DATA FOR PROCESSING:
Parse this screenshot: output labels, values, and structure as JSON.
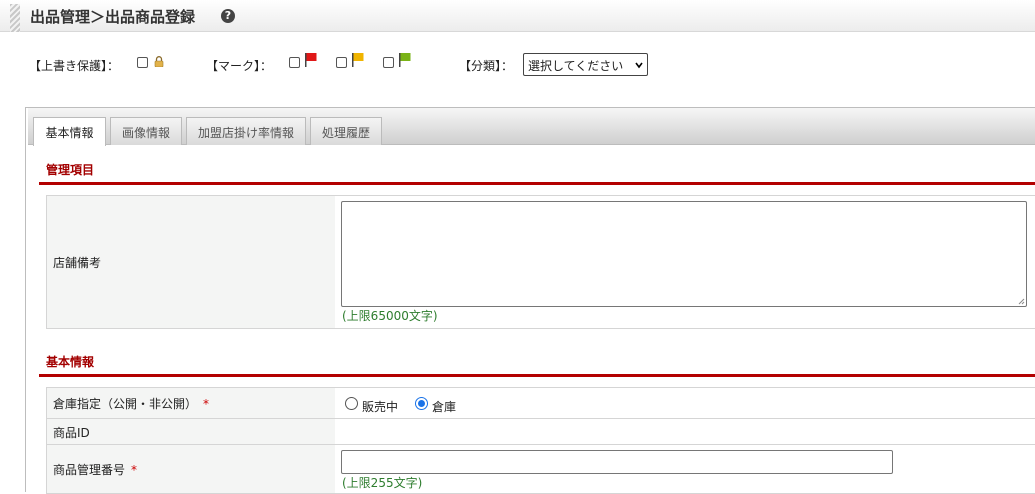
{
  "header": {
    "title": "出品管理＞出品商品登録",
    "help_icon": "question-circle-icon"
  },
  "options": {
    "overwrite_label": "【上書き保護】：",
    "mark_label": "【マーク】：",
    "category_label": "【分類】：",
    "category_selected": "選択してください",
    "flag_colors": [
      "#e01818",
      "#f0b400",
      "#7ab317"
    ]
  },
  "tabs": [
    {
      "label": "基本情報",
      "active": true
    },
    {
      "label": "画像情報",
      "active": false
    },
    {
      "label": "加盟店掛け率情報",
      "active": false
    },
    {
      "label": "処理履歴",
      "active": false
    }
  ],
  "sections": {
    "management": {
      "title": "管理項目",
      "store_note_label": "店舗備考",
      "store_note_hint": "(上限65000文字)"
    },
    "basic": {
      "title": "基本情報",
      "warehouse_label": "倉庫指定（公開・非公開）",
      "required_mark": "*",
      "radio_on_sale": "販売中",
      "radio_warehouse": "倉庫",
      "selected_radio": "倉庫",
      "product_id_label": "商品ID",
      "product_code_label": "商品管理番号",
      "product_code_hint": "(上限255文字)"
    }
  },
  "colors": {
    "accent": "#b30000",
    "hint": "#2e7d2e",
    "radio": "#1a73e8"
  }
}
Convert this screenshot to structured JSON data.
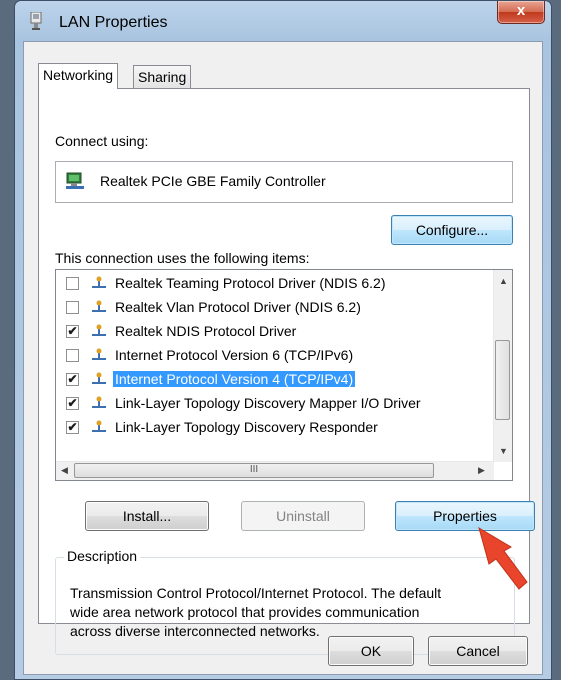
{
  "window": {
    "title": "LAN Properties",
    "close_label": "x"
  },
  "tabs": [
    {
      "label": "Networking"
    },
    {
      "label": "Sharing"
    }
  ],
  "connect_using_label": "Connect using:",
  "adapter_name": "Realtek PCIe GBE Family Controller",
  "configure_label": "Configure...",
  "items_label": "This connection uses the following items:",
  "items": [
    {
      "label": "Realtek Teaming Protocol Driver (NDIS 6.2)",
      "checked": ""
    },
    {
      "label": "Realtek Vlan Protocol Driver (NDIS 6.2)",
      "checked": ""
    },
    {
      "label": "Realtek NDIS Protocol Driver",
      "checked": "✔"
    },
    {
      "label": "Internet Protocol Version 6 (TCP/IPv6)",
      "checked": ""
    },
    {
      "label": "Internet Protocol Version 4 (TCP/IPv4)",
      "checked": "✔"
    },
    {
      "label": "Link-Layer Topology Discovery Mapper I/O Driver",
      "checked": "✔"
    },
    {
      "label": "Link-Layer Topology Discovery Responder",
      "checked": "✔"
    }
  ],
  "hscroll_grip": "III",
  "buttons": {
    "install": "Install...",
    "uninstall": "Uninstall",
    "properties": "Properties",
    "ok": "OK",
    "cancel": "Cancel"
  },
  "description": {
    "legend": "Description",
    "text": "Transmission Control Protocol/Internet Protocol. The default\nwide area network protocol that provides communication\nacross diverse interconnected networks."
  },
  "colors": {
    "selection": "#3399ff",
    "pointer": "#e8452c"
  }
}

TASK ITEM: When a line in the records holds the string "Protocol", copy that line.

RESPONSE:
      "label": "Realtek Teaming Protocol Driver (NDIS 6.2)",
      "label": "Realtek Vlan Protocol Driver (NDIS 6.2)",
      "label": "Realtek NDIS Protocol Driver",
      "label": "Internet Protocol Version 6 (TCP/IPv6)",
      "label": "Internet Protocol Version 4 (TCP/IPv4)",
    "text": "Transmission Control Protocol/Internet Protocol. The default\nwide area network protocol that provides communication\nacross diverse interconnected networks."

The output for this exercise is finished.